Part-1:Introduction to spring framework Part-2:Dependency injection(ioc) in spring Part-3:Spring hello world example in eclipse Part-4:Dependency injection via setter method in spring Part-5:Dependency injection via constructor in spring Part-6:Spring Bean scopes with examples Part-7:Initializing collections in spring Part-8:Beans Autowiring in spring Part-9:Inheritance in Spring Part-10:Spring ApplicationContext Part-11:Spring lifetime callbacks Part-12:BeanPostProcessors in Spring Part-13:Annotation based Configuration in spring
i.e., Applying IoC, objects are given their dependencies at creation time by some external entity that coordinates each object in the system. That is, dependencies are injected into objects.
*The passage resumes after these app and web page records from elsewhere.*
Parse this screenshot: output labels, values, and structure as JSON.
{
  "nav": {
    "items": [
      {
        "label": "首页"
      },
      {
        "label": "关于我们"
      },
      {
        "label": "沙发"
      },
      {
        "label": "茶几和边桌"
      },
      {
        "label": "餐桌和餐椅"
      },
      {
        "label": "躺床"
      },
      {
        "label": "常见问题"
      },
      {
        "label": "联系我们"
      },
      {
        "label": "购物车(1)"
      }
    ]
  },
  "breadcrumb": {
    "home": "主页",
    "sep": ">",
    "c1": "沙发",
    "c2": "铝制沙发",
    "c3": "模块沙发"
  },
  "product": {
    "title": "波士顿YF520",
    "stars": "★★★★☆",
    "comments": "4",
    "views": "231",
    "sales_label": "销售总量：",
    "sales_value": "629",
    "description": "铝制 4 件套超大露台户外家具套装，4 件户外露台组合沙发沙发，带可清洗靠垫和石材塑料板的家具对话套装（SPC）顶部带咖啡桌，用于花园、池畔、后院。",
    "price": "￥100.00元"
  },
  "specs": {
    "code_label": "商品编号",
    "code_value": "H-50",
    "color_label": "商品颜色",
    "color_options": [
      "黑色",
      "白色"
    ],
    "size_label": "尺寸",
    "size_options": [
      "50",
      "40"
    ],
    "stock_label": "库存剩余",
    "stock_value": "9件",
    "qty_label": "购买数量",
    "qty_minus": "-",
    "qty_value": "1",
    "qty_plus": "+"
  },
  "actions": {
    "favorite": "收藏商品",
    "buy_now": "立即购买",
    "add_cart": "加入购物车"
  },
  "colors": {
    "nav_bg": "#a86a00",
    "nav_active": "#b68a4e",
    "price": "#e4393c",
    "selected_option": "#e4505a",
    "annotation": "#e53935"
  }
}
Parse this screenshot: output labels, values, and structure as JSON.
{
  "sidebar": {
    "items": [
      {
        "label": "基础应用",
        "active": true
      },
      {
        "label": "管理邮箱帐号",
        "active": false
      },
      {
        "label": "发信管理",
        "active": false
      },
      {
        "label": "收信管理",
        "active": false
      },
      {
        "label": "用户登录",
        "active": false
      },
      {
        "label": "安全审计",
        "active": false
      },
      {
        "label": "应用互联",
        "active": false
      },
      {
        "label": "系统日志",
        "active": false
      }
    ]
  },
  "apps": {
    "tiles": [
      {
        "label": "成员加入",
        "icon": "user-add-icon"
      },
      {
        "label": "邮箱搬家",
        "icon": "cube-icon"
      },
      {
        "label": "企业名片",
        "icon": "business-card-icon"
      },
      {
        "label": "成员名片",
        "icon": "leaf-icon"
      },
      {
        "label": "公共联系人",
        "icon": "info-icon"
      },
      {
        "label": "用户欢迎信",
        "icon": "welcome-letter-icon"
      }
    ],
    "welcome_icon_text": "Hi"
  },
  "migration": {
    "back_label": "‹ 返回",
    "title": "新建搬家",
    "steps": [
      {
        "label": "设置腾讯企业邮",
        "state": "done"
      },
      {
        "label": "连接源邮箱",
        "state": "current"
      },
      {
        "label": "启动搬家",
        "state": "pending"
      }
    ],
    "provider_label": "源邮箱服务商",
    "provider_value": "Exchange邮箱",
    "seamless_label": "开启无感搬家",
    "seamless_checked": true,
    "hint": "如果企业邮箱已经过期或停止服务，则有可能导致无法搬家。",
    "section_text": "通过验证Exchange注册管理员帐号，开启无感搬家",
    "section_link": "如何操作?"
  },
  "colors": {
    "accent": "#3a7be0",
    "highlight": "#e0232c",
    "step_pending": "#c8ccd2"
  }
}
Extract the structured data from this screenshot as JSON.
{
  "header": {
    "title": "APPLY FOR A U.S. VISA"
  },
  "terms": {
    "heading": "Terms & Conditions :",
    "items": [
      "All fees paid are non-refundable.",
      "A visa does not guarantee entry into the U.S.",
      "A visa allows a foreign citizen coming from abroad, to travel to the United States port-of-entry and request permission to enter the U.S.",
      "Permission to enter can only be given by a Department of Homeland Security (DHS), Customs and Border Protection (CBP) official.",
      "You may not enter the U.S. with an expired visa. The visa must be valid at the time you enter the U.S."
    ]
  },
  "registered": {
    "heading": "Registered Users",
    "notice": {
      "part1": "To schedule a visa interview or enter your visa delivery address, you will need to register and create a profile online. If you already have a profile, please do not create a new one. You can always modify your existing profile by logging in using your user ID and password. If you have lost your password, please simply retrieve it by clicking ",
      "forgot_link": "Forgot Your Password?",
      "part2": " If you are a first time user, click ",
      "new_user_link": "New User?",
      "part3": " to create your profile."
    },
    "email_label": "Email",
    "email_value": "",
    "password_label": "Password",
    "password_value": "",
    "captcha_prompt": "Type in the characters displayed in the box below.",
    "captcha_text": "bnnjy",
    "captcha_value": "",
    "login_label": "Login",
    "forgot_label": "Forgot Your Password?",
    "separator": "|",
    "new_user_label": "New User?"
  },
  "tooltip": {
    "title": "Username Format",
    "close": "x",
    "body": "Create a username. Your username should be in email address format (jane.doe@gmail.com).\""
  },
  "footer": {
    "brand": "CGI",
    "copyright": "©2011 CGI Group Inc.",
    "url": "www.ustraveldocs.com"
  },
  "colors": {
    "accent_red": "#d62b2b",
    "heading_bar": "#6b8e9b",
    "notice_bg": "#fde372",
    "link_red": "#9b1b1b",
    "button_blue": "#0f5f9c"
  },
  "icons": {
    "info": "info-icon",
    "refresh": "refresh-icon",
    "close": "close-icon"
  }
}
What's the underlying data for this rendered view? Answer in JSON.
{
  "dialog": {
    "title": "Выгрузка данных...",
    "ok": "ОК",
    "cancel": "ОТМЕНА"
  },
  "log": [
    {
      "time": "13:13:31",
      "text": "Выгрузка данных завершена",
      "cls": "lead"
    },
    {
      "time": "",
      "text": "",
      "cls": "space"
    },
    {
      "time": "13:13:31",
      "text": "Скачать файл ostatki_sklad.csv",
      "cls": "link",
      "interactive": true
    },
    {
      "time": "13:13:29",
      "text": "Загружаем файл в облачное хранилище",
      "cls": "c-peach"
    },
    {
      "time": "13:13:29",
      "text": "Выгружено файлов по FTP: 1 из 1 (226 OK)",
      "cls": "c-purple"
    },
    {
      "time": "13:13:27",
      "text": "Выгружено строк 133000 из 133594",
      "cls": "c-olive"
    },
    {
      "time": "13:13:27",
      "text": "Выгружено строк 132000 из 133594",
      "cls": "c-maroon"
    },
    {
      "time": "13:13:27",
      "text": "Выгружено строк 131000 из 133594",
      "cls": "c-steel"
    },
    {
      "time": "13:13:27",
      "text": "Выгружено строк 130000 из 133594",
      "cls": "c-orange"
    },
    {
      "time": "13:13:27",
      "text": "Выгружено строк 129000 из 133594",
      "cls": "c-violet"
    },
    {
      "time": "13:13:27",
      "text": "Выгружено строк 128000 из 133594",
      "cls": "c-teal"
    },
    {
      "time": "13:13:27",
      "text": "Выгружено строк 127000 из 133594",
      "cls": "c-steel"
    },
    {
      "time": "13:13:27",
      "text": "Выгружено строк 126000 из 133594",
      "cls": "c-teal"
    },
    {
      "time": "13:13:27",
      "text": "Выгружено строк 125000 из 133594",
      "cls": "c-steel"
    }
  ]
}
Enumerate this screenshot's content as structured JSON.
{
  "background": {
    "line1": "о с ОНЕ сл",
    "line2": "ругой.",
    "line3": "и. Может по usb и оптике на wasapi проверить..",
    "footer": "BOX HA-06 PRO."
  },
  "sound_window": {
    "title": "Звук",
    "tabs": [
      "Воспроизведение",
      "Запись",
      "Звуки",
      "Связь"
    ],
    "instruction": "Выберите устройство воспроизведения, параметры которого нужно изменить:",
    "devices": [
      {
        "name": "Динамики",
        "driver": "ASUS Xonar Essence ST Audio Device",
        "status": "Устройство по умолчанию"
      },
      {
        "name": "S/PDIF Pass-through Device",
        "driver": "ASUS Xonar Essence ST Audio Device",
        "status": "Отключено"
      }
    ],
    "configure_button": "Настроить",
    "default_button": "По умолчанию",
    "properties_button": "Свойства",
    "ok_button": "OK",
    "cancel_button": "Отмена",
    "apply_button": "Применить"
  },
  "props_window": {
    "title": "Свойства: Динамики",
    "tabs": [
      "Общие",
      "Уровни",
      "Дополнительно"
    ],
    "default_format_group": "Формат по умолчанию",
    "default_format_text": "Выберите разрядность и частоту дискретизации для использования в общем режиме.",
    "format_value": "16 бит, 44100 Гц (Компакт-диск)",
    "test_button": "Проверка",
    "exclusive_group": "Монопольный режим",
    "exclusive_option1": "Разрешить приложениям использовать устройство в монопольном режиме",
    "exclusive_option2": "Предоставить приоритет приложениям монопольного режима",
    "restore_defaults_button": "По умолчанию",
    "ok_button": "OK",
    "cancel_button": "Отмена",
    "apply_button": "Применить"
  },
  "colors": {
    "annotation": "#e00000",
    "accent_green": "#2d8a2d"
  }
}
So, IoC means an inversion of responsibility with regard to how an object obtains references to collaborating objects.
Benifits of Dependency Injection in Spring:
- Ensures configuration and uses of services are separate.
- Can switch implementations by just changing configuration.
- Enhances Testability as mock dependencies can be injected.
- Dependencies can be easily identified.
- No need to read code to see what dependencies your code talks to.
Types of Dependency Injection:
- Inteface Injection: In interface-based dependency injection, we will have an interface and on implementing it we will get the instance injected.
In next post we will see spring hello world program in spring.